Exercise requirements:
Only the lines containing "READ" should appear in the answer, copied from the listing below.

Supplied material:
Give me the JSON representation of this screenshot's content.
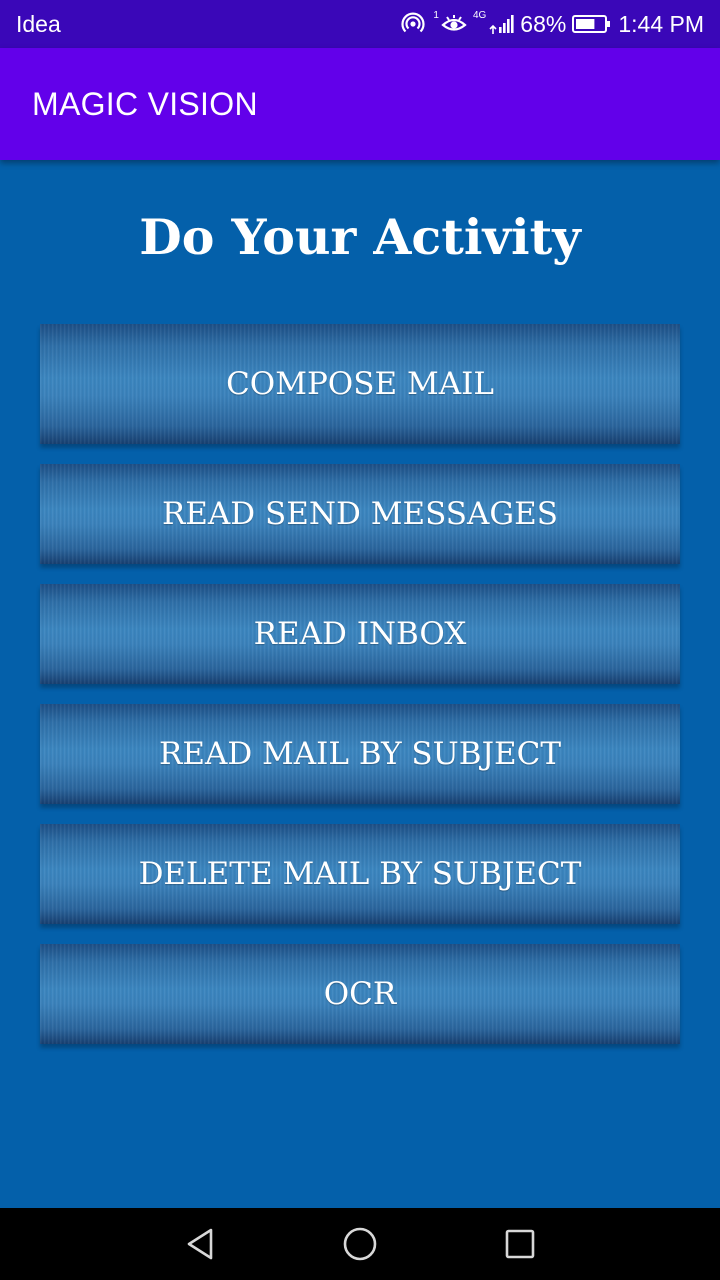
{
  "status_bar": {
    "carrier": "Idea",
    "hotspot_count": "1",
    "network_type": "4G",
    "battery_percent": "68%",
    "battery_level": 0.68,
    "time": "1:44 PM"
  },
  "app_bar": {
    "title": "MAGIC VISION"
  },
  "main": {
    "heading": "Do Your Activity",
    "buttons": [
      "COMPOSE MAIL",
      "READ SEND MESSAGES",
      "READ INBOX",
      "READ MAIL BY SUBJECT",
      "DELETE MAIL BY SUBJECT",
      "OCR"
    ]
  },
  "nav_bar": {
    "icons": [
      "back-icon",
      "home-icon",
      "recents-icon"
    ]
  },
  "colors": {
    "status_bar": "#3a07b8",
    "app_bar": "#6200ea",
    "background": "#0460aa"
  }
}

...

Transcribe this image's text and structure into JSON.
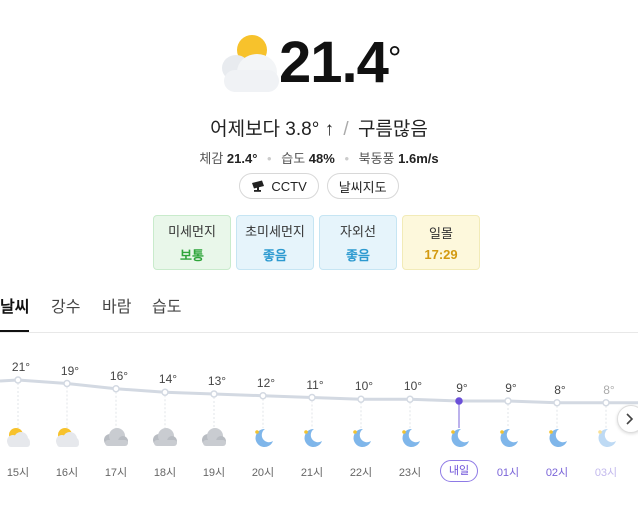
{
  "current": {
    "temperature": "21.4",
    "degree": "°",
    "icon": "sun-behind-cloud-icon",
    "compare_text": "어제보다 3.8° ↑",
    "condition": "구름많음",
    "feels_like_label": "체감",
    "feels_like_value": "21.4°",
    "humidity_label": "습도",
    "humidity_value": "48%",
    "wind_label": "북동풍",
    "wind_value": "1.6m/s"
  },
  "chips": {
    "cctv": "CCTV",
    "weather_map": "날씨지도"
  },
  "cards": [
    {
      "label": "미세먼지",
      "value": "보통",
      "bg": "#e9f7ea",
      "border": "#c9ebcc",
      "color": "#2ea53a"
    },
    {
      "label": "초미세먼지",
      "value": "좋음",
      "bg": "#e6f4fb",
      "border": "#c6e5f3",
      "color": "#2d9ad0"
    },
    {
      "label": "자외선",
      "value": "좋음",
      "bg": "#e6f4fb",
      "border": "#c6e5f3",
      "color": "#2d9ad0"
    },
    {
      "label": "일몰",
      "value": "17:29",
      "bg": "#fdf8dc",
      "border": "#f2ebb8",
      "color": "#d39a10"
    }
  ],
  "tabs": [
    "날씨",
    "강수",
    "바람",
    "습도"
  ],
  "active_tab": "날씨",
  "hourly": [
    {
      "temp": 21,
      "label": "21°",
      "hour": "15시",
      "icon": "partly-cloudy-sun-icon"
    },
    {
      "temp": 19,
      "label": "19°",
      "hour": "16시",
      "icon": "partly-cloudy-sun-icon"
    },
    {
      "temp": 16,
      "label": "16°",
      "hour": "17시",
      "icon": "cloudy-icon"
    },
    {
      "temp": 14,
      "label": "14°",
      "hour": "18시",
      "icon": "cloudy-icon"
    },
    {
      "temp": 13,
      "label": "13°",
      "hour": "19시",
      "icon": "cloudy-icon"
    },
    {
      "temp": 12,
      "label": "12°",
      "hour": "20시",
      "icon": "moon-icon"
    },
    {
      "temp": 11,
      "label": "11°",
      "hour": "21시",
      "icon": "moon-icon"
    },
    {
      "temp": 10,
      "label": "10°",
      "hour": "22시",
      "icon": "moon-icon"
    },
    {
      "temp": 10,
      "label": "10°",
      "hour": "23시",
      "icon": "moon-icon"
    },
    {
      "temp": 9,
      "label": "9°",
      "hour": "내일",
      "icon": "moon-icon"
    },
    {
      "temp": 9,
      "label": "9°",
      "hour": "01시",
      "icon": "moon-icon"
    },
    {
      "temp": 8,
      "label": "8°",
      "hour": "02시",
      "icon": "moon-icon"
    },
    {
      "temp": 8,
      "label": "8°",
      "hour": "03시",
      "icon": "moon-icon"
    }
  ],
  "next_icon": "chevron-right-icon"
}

Written response:
      "READ SEND MESSAGES",
      "READ INBOX",
      "READ MAIL BY SUBJECT",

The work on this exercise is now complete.